  18. ^ Dominus, Susan (2009-05-17). "Suze Orman Is Having a Moment". The New York Times. 
  19. ^ "America's Money Class with Suze Orman". channelguidemag.com. 2012-01-09.
  20. ^ Orman, Suze (Jan 6, 2010) Easy Money CNN, accessed Jan 17, 2013
  21. ^ Orman, Suze. "Moving Past Fear and Toward Success.", Your Business at Home Magazine, Volume 3, Issue 1, January 2008, p. 36
  22. ^ "Internationally Acclaimed Personal Finance Expert; Host of CNBC's, The Suze Orman Show". KeySpeakers.com. 
  23. ^ Lo, Malinda. "Suze Orman Comes Out". AfterEllen.com. 2007-02-25.
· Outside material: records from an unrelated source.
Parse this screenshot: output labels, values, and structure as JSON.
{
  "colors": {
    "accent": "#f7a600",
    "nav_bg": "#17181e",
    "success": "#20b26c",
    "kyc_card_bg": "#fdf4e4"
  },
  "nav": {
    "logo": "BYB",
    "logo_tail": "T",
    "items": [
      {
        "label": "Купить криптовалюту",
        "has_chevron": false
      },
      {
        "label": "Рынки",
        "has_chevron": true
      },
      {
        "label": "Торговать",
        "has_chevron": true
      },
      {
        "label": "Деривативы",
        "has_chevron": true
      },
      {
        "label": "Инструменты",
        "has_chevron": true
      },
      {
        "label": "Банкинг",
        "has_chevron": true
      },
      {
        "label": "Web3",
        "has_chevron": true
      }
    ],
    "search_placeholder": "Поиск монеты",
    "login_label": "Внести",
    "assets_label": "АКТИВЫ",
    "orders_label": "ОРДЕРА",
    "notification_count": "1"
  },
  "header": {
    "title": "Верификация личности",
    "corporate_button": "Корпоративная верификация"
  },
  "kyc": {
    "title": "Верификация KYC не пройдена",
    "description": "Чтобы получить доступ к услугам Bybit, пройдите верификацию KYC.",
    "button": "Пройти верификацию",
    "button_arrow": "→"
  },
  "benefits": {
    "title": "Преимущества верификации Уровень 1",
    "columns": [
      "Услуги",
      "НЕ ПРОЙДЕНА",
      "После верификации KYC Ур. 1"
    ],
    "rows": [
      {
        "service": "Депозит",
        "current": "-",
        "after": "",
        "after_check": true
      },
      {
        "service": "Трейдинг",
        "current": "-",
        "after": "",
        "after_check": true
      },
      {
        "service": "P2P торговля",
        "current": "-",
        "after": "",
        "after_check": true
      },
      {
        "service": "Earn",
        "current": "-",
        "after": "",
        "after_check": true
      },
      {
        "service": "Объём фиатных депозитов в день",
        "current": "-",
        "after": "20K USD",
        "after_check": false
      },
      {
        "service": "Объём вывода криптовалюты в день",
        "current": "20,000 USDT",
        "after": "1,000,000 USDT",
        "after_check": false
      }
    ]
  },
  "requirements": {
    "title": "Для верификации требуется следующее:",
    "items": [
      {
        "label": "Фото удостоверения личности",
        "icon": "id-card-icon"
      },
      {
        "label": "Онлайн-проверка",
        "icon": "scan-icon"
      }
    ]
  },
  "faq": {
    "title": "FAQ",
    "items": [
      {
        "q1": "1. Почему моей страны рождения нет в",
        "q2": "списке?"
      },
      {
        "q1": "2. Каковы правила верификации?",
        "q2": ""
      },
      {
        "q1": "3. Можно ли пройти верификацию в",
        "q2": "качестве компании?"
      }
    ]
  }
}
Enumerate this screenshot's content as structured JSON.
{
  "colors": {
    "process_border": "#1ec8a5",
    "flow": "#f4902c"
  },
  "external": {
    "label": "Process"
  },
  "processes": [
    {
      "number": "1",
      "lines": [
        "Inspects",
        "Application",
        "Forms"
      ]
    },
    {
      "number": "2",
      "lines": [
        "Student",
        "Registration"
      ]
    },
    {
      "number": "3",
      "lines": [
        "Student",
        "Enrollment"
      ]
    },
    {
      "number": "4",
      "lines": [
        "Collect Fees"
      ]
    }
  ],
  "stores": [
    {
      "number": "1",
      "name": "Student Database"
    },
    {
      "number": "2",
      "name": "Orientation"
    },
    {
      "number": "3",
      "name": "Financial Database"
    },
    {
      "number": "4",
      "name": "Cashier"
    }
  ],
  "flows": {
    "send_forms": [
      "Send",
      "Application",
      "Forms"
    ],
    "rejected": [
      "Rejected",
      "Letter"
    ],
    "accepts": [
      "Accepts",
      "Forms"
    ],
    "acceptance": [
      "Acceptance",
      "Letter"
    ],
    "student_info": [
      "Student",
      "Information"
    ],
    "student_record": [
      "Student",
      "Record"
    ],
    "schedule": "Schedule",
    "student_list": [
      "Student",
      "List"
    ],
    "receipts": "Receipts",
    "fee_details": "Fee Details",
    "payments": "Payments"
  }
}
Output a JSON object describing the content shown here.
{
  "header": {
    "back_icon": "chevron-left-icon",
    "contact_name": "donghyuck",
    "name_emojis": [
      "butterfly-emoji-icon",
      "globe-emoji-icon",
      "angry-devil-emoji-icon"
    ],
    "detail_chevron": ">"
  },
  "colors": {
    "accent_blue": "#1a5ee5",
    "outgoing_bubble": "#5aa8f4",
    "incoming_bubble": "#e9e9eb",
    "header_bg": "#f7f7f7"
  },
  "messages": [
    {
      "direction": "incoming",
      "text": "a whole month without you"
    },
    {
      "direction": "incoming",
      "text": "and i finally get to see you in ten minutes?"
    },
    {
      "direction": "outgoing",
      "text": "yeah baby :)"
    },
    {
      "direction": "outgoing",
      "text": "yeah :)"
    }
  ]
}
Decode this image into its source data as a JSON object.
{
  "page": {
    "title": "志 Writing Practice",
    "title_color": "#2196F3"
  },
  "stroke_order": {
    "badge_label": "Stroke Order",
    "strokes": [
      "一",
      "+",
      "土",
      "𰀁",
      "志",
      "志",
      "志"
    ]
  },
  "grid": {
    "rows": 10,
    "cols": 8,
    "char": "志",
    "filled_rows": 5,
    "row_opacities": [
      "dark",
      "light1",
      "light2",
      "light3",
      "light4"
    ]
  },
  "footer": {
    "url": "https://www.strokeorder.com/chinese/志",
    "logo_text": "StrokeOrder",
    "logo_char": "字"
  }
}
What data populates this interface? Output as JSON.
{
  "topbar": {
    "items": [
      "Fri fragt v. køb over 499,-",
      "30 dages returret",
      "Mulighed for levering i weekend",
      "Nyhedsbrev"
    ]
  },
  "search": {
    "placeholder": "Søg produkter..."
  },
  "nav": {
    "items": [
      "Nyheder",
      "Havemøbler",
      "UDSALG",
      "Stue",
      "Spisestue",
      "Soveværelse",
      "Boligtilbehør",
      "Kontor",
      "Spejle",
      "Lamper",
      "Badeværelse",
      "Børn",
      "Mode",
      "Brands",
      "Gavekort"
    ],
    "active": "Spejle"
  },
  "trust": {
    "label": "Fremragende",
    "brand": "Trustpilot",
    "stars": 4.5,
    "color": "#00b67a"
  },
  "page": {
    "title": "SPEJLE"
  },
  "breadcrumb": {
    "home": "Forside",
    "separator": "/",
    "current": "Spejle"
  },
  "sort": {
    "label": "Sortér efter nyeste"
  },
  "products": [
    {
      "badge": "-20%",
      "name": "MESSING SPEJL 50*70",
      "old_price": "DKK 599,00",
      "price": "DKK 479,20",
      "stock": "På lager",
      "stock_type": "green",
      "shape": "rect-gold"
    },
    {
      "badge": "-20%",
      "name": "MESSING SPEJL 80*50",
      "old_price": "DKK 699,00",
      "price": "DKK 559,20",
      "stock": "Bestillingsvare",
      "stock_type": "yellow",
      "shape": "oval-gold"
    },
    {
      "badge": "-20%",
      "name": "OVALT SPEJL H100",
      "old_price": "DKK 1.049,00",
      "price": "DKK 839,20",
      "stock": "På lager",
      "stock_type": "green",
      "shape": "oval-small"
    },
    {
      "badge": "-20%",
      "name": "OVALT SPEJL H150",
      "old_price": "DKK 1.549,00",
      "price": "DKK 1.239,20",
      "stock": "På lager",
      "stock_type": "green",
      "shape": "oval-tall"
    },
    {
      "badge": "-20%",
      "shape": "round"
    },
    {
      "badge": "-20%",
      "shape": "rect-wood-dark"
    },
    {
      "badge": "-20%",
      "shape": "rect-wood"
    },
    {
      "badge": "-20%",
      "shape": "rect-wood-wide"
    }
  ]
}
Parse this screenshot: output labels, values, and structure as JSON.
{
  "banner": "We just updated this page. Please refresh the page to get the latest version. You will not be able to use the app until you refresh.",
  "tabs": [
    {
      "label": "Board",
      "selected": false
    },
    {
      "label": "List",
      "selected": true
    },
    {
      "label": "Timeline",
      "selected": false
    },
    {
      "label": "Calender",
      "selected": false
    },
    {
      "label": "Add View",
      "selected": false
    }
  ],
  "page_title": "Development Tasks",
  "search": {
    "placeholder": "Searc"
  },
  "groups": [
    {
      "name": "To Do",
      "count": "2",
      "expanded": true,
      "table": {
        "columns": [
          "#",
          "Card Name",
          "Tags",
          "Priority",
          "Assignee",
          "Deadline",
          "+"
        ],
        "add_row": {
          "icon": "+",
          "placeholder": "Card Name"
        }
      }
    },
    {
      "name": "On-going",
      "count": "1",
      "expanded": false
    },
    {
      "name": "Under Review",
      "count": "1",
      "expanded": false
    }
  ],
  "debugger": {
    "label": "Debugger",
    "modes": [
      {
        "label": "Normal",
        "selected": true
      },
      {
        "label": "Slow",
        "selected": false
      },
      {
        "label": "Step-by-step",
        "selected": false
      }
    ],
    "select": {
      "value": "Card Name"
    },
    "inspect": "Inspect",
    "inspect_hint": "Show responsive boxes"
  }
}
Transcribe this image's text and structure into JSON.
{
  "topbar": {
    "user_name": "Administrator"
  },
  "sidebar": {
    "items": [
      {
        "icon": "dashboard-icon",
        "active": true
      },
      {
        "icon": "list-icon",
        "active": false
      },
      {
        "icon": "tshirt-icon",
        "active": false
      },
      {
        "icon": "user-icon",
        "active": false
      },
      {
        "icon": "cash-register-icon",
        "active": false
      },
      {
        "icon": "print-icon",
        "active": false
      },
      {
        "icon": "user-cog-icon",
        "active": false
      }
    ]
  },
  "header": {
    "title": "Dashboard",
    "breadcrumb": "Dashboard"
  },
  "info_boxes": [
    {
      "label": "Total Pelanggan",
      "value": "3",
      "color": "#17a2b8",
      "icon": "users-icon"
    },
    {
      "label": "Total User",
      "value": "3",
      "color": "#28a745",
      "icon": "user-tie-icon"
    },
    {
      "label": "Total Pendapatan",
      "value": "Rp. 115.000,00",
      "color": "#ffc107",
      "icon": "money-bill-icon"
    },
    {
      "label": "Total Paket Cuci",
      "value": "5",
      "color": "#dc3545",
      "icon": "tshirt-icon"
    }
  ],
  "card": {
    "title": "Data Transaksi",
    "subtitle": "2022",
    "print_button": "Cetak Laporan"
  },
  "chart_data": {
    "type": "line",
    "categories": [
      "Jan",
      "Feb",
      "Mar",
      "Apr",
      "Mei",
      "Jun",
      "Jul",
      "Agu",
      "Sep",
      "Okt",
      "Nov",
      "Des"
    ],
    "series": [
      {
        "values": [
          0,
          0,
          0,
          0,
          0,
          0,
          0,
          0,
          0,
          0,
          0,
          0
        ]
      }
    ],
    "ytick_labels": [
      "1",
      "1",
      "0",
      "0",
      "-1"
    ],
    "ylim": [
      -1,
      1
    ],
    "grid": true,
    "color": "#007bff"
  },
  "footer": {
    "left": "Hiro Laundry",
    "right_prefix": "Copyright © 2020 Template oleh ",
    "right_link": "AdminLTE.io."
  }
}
  24. ^ Money maven Suze Orman comes out, The Advocate, 2007-02-23.
  25. ^ "Your New American Dream". Suze Orman Show (CNBC). 2011-01-22. 
  26. ^ "NEWSMEAT ▷ Suze Orman's Federal Campaign Contribution Report". Newsmeat.com. Retrieved 2012-06-16. 
  27. ^ http://www.newsmeat.com/fec/bystate_detail.php?st=PA&last=Orman&first=Suze
  28. ^ "Larry King Live" (transcript). CNN. 2008-01-02. 
  29. ^ "She's So Money" by Deborah Solomon, Sunday New York Times magazine; 2007-02-25. Despite her rallying cry to "buy term and invest the rest" Orman owns significant amounts of permanent insurance (mostly whole life) for estate planning purposes and because 2008 taught us that guarantees are an important part of constructing a portfolio. She has never come out and said so because she fears it would damage her reputation as a financial advisor and TV guru after villainizing permanent insurance and the people who sell it.

External links[edit]